  • A driver can’t have a cell phone in their hand (or on any other part of their body) while operating a motor vehicle.
  • It’s illegal to write, send, or read: e-mails, text messages, social media posts, or other “internet data content.”
  • A motorist can not send or read texts unless they are using a voice-based and hands-free communication device.
  • A driver can only use their phone to make or receive phone calls via earpiece, wireless headphones, speakerphone, or another hands-free method.
  • Earpieces and headsets can only be used for communication purposes, not music or entertainment.
  • A motorist can not watch videos unless it’s for navigational purposes.
  • It is illegal to record videos while driving, unless the driver is using a running dash cam.
  • Drivers can manipulate music streaming apps by hand, but only if they’re parked.

The Hands-Free Law does not apply to the following electronic devices:

  • Radio
  • Commercial two-way radio communication devices
  • Citizens band radio
  • Navigation devices
  • Remote diagnostics systems
  • Subscription-based emergency communication devices
  • Prescribed medical devices
  • Ham radio devices
  • In-vehicle security devices

There are also important exceptions to this law:

  • You can use your cell phone if you’re in a parked car (not paused at a stop sign or red light).
  • It is not illegal to use a cell phone if you’re reporting a traffic collision, medical emergency, criminal activity, fire, or dangerous road conditions.
  • First responders – including law enforcement officials, fire department employees, and EMS – can use their cell phones while performing their official duties.

The Safety of Hands-Free Devices

Hands-free and voice-command devices are generally marketed as an answer to the distracted driving epidemic. However, these products also provide ongoing distractions for drivers, a fact proven by the increasing number of traffic collisions reported each year. The reason these devices are equally – if not more – dangerous is because they allow drivers to stay distracted for longer periods of time. For example, drivers are now enjoying full-on verbal and speech-to-text conversations while driving across highways and congested cityscapes. When a driver’s attention is focused on a conversation, they can miss road hazards, construction signs, merging lanes, and other potentially dangerous hazards.

Schedule a Consultation with Nationally Renowned Trial Attorneys

Contact the car accident attorneys at Pratt Clay if you or someone you love has been injured by the choices of a distracted driver. Our experienced legal team has decades of trial experience and the resources to fully investigate your case.

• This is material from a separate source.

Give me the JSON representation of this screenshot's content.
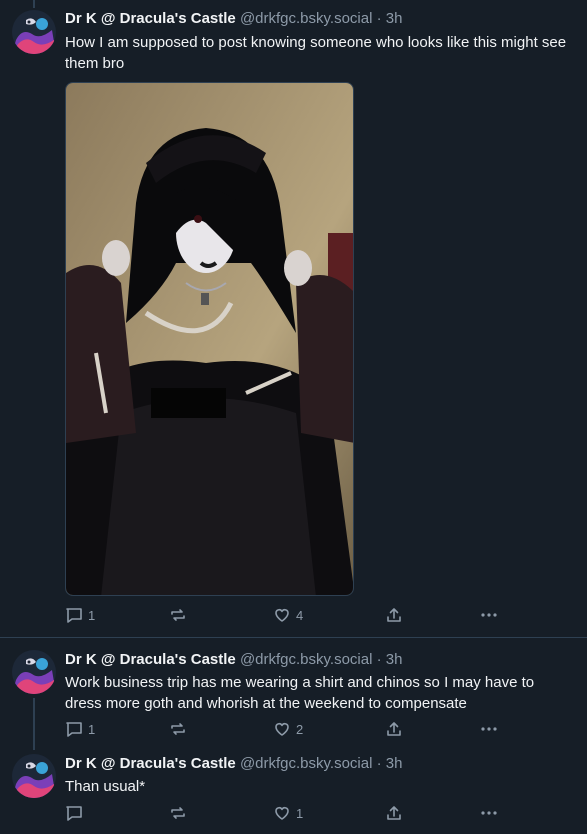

By collecting evidence and negotiating with the defendant’s insurance company, we can help you recover a settlement or verdict that alleviates your injury-related debts and safeguards your quality of life.

Call Pratt Clay, LLC at (404) 998-5258 to schedule a free, no-risk consultation.